- _Description of the task_:
The full listing should be set down exactly as it reads.

Records for the exercise below:

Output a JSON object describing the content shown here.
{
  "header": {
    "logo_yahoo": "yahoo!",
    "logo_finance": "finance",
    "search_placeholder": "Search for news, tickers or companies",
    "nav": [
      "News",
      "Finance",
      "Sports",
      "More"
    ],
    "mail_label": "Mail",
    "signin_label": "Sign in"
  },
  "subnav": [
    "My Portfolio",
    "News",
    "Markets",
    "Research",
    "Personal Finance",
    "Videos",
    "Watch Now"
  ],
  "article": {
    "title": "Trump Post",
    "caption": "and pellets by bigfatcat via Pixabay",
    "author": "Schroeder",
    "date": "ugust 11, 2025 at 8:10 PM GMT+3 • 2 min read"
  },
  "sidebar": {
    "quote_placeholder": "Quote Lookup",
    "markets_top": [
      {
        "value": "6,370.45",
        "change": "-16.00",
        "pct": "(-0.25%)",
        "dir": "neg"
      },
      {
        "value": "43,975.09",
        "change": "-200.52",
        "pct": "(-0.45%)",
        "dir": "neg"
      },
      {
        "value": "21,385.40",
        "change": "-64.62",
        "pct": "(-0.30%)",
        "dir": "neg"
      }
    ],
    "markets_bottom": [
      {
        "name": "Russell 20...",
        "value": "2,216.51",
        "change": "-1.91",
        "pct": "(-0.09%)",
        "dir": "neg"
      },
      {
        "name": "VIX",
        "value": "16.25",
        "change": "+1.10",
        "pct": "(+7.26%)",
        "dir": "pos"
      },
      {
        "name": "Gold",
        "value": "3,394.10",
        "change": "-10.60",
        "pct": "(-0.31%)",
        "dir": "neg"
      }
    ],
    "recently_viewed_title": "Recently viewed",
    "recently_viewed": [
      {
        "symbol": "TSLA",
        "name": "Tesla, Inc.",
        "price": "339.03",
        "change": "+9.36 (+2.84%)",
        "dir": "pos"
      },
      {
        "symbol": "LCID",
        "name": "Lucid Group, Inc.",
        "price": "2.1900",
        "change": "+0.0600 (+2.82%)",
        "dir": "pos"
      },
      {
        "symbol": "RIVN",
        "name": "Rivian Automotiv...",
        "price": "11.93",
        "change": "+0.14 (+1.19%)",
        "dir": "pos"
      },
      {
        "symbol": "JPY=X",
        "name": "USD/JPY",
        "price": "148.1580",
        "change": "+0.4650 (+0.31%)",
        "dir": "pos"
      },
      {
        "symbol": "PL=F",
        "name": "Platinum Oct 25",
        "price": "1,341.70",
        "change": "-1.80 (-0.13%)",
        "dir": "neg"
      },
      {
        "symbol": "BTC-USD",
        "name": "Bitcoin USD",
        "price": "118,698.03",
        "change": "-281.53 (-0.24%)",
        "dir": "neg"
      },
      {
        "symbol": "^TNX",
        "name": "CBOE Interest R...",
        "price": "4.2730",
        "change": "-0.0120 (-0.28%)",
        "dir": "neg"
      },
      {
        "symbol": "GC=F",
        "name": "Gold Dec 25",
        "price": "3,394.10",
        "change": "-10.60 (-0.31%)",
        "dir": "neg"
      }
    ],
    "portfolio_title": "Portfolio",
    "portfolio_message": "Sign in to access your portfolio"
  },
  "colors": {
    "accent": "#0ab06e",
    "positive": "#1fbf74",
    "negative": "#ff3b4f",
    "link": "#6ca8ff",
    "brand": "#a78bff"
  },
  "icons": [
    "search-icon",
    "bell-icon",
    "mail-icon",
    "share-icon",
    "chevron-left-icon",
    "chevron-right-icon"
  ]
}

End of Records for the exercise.

- _Finished exercise_:
Output a JSON object describing the content shown here.
{
  "header": {
    "logo_yahoo": "yahoo!",
    "logo_finance": "finance",
    "search_placeholder": "Search for news, tickers or companies",
    "nav": [
      "News",
      "Finance",
      "Sports",
      "More"
    ],
    "mail_label": "Mail",
    "signin_label": "Sign in"
  },
  "subnav": [
    "My Portfolio",
    "News",
    "Markets",
    "Research",
    "Personal Finance",
    "Videos",
    "Watch Now"
  ],
  "article": {
    "title": "Trump Post",
    "caption": "and pellets by bigfatcat via Pixabay",
    "author": "Schroeder",
    "date": "ugust 11, 2025 at 8:10 PM GMT+3 • 2 min read"
  },
  "sidebar": {
    "quote_placeholder": "Quote Lookup",
    "markets_top": [
      {
        "value": "6,370.45",
        "change": "-16.00",
        "pct": "(-0.25%)",
        "dir": "neg"
      },
      {
        "value": "43,975.09",
        "change": "-200.52",
        "pct": "(-0.45%)",
        "dir": "neg"
      },
      {
        "value": "21,385.40",
        "change": "-64.62",
        "pct": "(-0.30%)",
        "dir": "neg"
      }
    ],
    "markets_bottom": [
      {
        "name": "Russell 20...",
        "value": "2,216.51",
        "change": "-1.91",
        "pct": "(-0.09%)",
        "dir": "neg"
      },
      {
        "name": "VIX",
        "value": "16.25",
        "change": "+1.10",
        "pct": "(+7.26%)",
        "dir": "pos"
      },
      {
        "name": "Gold",
        "value": "3,394.10",
        "change": "-10.60",
        "pct": "(-0.31%)",
        "dir": "neg"
      }
    ],
    "recently_viewed_title": "Recently viewed",
    "recently_viewed": [
      {
        "symbol": "TSLA",
        "name": "Tesla, Inc.",
        "price": "339.03",
        "change": "+9.36 (+2.84%)",
        "dir": "pos"
      },
      {
        "symbol": "LCID",
        "name": "Lucid Group, Inc.",
        "price": "2.1900",
        "change": "+0.0600 (+2.82%)",
        "dir": "pos"
      },
      {
        "symbol": "RIVN",
        "name": "Rivian Automotiv...",
        "price": "11.93",
        "change": "+0.14 (+1.19%)",
        "dir": "pos"
      },
      {
        "symbol": "JPY=X",
        "name": "USD/JPY",
        "price": "148.1580",
        "change": "+0.4650 (+0.31%)",
        "dir": "pos"
      },
      {
        "symbol": "PL=F",
        "name": "Platinum Oct 25",
        "price": "1,341.70",
        "change": "-1.80 (-0.13%)",
        "dir": "neg"
      },
      {
        "symbol": "BTC-USD",
        "name": "Bitcoin USD",
        "price": "118,698.03",
        "change": "-281.53 (-0.24%)",
        "dir": "neg"
      },
      {
        "symbol": "^TNX",
        "name": "CBOE Interest R...",
        "price": "4.2730",
        "change": "-0.0120 (-0.28%)",
        "dir": "neg"
      },
      {
        "symbol": "GC=F",
        "name": "Gold Dec 25",
        "price": "3,394.10",
        "change": "-10.60 (-0.31%)",
        "dir": "neg"
      }
    ],
    "portfolio_title": "Portfolio",
    "portfolio_message": "Sign in to access your portfolio"
  },
  "colors": {
    "accent": "#0ab06e",
    "positive": "#1fbf74",
    "negative": "#ff3b4f",
    "link": "#6ca8ff",
    "brand": "#a78bff"
  },
  "icons": [
    "search-icon",
    "bell-icon",
    "mail-icon",
    "share-icon",
    "chevron-left-icon",
    "chevron-right-icon"
  ]
}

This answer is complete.